Another beach day baking in the sunshine. Seagulls cry out as we roll a cooler with much difficulty through the sand, creating some dual-lined path from the boardwalk to our sitting spot. The sea is calm, it is low tide. Like, the waves are whispering a secret and I just happen to be there to listen. The lifeguard sits stoic in sunglasses, unenthused. No one’s in the water, so it’s just this moving glass masterpiece. The sand burns my pale feet like hot coals. A towel lays on the surface, rough-hewn and also hot. When I come back in from the water, it will not be enough to dry me off. The saltwater air clears my lungs. Jersey Shore on holiday, key to a little R&R. I put the key in the ignition, driving down the Parkway is where the vacation starts. Good music and iced coffee with a bakery or croissant breakfast. Something different, something rich, something new. Something about not wanting to call it a day, to stay out there all night to keep our spot claimed. Depression going home. The sun at my back as I wheel the cooler back to the car. Hoping we haven’t gotten a parking ticket, hoping the meter didn’t run out.


Edgar Allen Poe somber poem written in black ink, still wet – not yet dried – scribed on parchment paper, papyrus. The itching scratching of that raven feather against the grainy table, as candle wax drips down slowly, spilling from the pool accumulated near the circumference of the wick. It is a solitary light and it is all I need to continue setting this scene. The air is musty and still, filled with humidity and the heat of a thousand summer days, even in fall on the prelude to winter it doesn’t get quite as cold as quickly. There is a caw from outside this darkened window. As if the raven knows of these hate crimes and is asking for its feather back; Or perhaps the feather of a fallen brother or sister.
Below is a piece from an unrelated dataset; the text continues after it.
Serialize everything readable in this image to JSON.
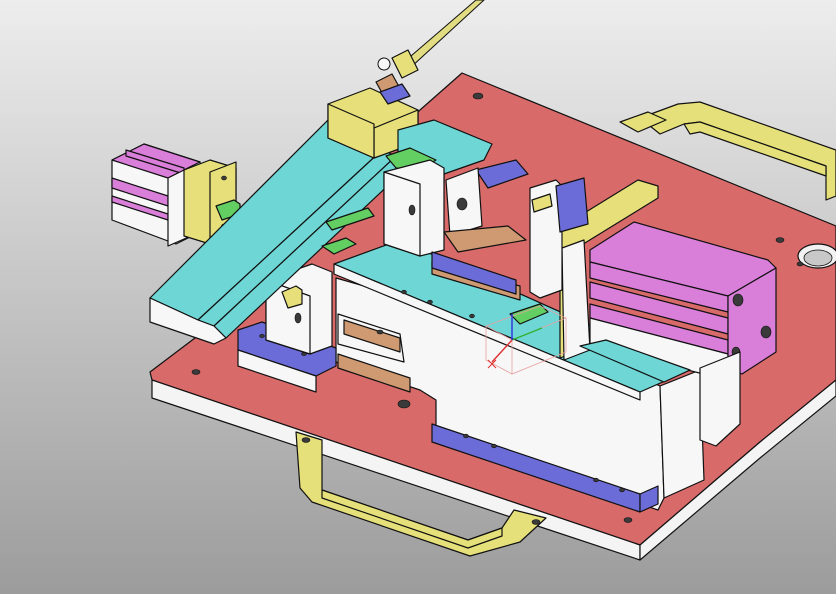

Little does this bird know that this feather has been already adulterated by humans. It is a writing tool now, disconnected. This constant cycle of man using nature to his benefit, which I suppose makes sense but is still tragic in a way. The candle reflects weakly in the glasspane of the open window. A clock strikes midnight and bellows out its tune, its information, its mechanical certainty. The bird caws and again, raising its wings and taking off to its nest to return in the morning and haunt this space. A gentle breeze works its way in through the opening, but it brings no comfort.